Originally Posted by PSmith08
Mark: I, too, am always interested to read what you write, as your posts are always interesting, informed, and well-written. If you think Klaus Tennstedt had the ne plus ultra view of Mahler, that's fine, we can agree to disagree. That disagreement could prompt some good discussion.
Mark...come home! Mea culpa!
It's one thing to disagree and then to discuss. It's quite another to issue blanket statements that allow for no discussion room. Don't worry, Patrick, it's not just you. It's all of us, and my little fit of pique has been building up for a while due to many recent sparring matches here at Head Fi (some things never change...)
I want to be here to learn, as there is so much to learn from other people's points of view. Unfortunately, it's all too easy to slip into pugnacious mode where we just pound each other without ever trying to understand what the other person means. (And I have caught myself doing this lately, too, so I'm as guilty as anyone.) But, please, let's try to continue this discussion one more time.
Regarding Tennstedt's view, consider this: When I first heard it years ago, I too thought that it was wrong-- even embarrassingly wrong. But the thought nagged me, and I kept coming back to it in my thoughts. And I kept listening to various performances, particularly Tennstedt's, trying to grasp what on earth he meant. Whatever vagaries one might dismiss about a conductor who was such a maverick (and neurotic) one thing that can't be dismissed is his sincerity. And listening to his performances, there is a basic difference in the sound-world they inhabit. I ultimately think it narrows down to two main ideas:
1) Overly transparent playing removes the flesh of Mahler's symphonies, leaving an emaciated, bony creature without much voluptuousness. This is also related to the Furtwanglerian concept of "precise imprecision". Conductors like Tennstedt or Furtwangler (or-- I suspect-- Mahler himself) had a very precise idea of the atmosphere they wanted in music, and sometimes that atmosphere precluded precise sharp edges. They wanted more shading, more uncertainty, more sonic grime... in other words, not spic-n-span clean playing. (And, yes, Bunny, I am saying that I don't think Mahler wanted the ultimate in accuracy... at least not of the mechanical value expressed by musical notation. I think he wanted the ultimate in human response, something that cannot be expressed by notation at all.) That very imprecision and uncertainty is a huge psychological factor in the interaction of conductor and orchestra. Many conductors rehearse ad nauseum until every last inflection is planned in advance, but the greatest know that such an approach takes so much doubt and mystery out of the performance process that it can leave the orchestra too comfortable. Some imprecision and uncertainty keeps the players alert and forces them to follow the conductor closely. I think Tennstedt's comment has something to do with this.
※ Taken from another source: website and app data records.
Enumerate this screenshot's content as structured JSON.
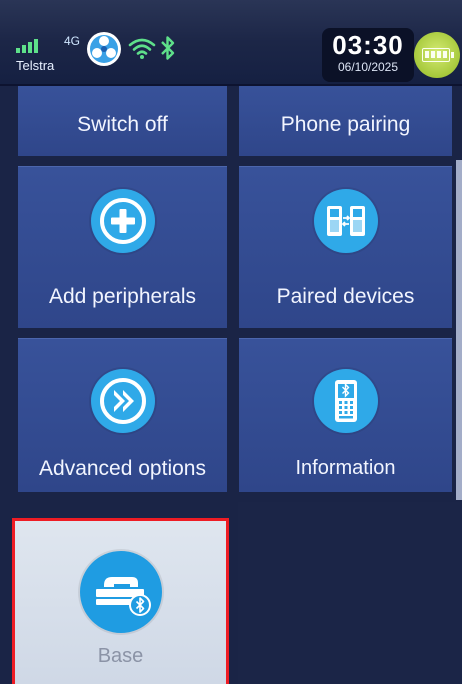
{
  "status_bar": {
    "network_type": "4G",
    "carrier": "Telstra",
    "time": "03:30",
    "date": "06/10/2025",
    "battery_level_percent": 80
  },
  "menu": {
    "tiles": [
      {
        "label": "Switch off",
        "icon": "power-icon"
      },
      {
        "label": "Phone pairing",
        "icon": "phone-pairing-icon"
      },
      {
        "label": "Add peripherals",
        "icon": "plus-circle-icon"
      },
      {
        "label": "Paired devices",
        "icon": "paired-devices-icon"
      },
      {
        "label": "Advanced options",
        "icon": "double-chevron-icon"
      },
      {
        "label": "Information",
        "icon": "terminal-bluetooth-icon"
      },
      {
        "label": "Base",
        "icon": "base-station-icon",
        "selected": true
      }
    ]
  },
  "colors": {
    "tile": "#324a8e",
    "icon_circle": "#2fa9e8",
    "selected_tile": "#d7dfea",
    "selection_border": "#ee1c24",
    "battery": "#a6c93b",
    "background": "#1a2446"
  }
}
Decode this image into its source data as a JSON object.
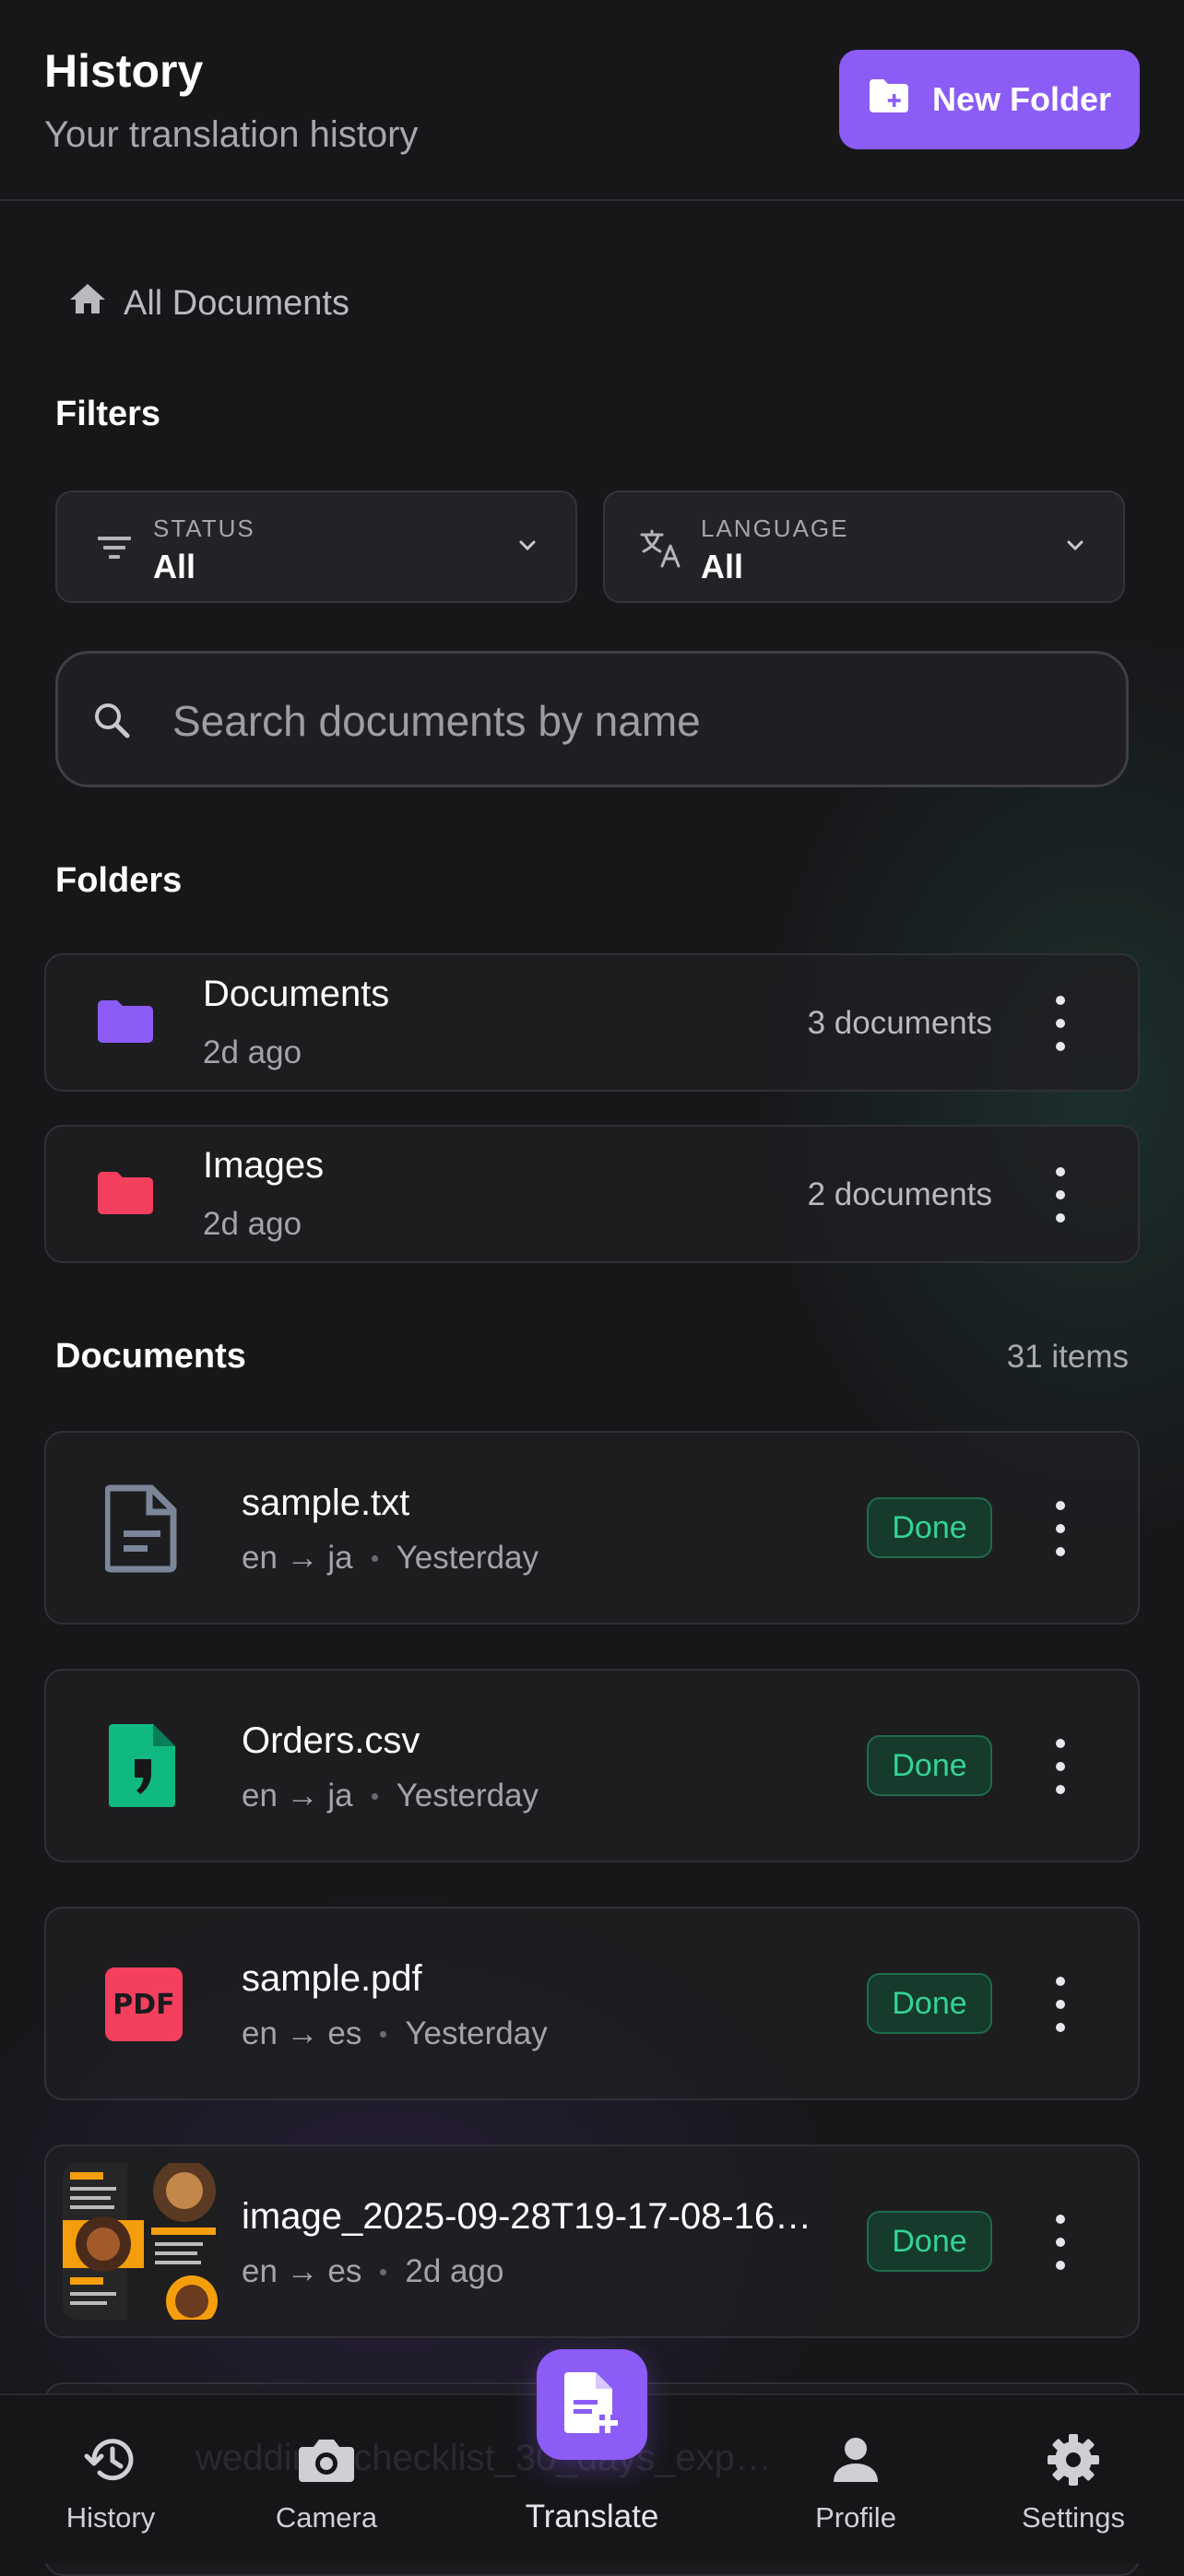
{
  "header": {
    "title": "History",
    "subtitle": "Your translation history",
    "new_folder_label": "New Folder"
  },
  "breadcrumb": {
    "label": "All Documents"
  },
  "filters": {
    "title": "Filters",
    "status": {
      "label": "STATUS",
      "value": "All"
    },
    "language": {
      "label": "LANGUAGE",
      "value": "All"
    }
  },
  "search": {
    "placeholder": "Search documents by name",
    "value": ""
  },
  "folders": {
    "title": "Folders",
    "items": [
      {
        "name": "Documents",
        "date": "2d ago",
        "count": "3 documents",
        "color": "#8b5cf6"
      },
      {
        "name": "Images",
        "date": "2d ago",
        "count": "2 documents",
        "color": "#f43f5e"
      }
    ]
  },
  "documents": {
    "title": "Documents",
    "count": "31 items",
    "items": [
      {
        "name": "sample.txt",
        "lang": "en → ja",
        "time": "Yesterday",
        "status": "Done",
        "icon": "text-file-icon"
      },
      {
        "name": "Orders.csv",
        "lang": "en → ja",
        "time": "Yesterday",
        "status": "Done",
        "icon": "csv-file-icon"
      },
      {
        "name": "sample.pdf",
        "lang": "en → es",
        "time": "Yesterday",
        "status": "Done",
        "icon": "pdf-file-icon",
        "icon_text": "PDF"
      },
      {
        "name": "image_2025-09-28T19-17-08-16…",
        "lang": "en → es",
        "time": "2d ago",
        "status": "Done",
        "icon": "image-thumbnail"
      }
    ],
    "partial_item_name": "wedding_checklist_30_days_exp…"
  },
  "tabbar": {
    "history": "History",
    "camera": "Camera",
    "translate": "Translate",
    "profile": "Profile",
    "settings": "Settings"
  },
  "colors": {
    "accent": "#8b5cf6",
    "background": "#17171a",
    "done_green": "#34d399",
    "csv_green": "#10b981",
    "pdf_red": "#f43f5e"
  }
}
2) Prettiness is not necessarily equal to beauty. The problem Tennstedt saw with pretty precision is that it can preclude a greater dramatic arsenal of playing techniques. After all, look at the phrasing and tempo of the trumpet tune in the trio of the M9 third movement, Burkleske. It can, and usually is, merely played as a quiet lyrical tune providing contrast from the chaos of the main movement. Tennstedt recognizes, however, that its musical function is more significant than that. The tune also embodies the main motif of the finale's main theme. So he gives it extra "significance" by destabilizing the tempo and has the player play the notes slightly unevenly, so that instead of merely sounding like a pretty lyrical interlude it now sounds like a shaken, shell-shocked attempt at pretty lyricism. Or note the recent recording of M1 by Benjamin Zander. He tried to get the first chair bassist of the Philharmonia to play the opening solo of the third movement in a "grotesque" manner, slightly out of tune and slightly out of tempo. The player refused and played it very prettily indeed. Thus, a highly inflected, rather bizarre expression was completely lost and replaced by a very accurate and very wrong precision. The player can (and has) defended himself by pointing out that he played the score as written. But that score is merely an attempt Mahler made at expressing a dramatic vision so extreme that it frequently stretches beyond the expressive capabilities of a notation system that is inherited from a day when personal inflection was expected to be applied liberally to the basic printed notes.
I think, in sum, that what Tennstedt was getting after was that great musical performance doesn't end with accurate playing of the score. It merely begins there. The artistic demands of the pieces require occasional distortion of normal playing in order to make the emotional points that Mahler was after, thus creating works that aren't always pretty, but are still always beautiful. If you disagree with that and have an entirely other approach to the art of music (which you may well have), please explain it to me in a way that I can enter into your world, even if only briefly. Just please-- I beg of you, and all of us here!-- don't dismiss anyone's hard-won insights with a curt remark that they are wrong.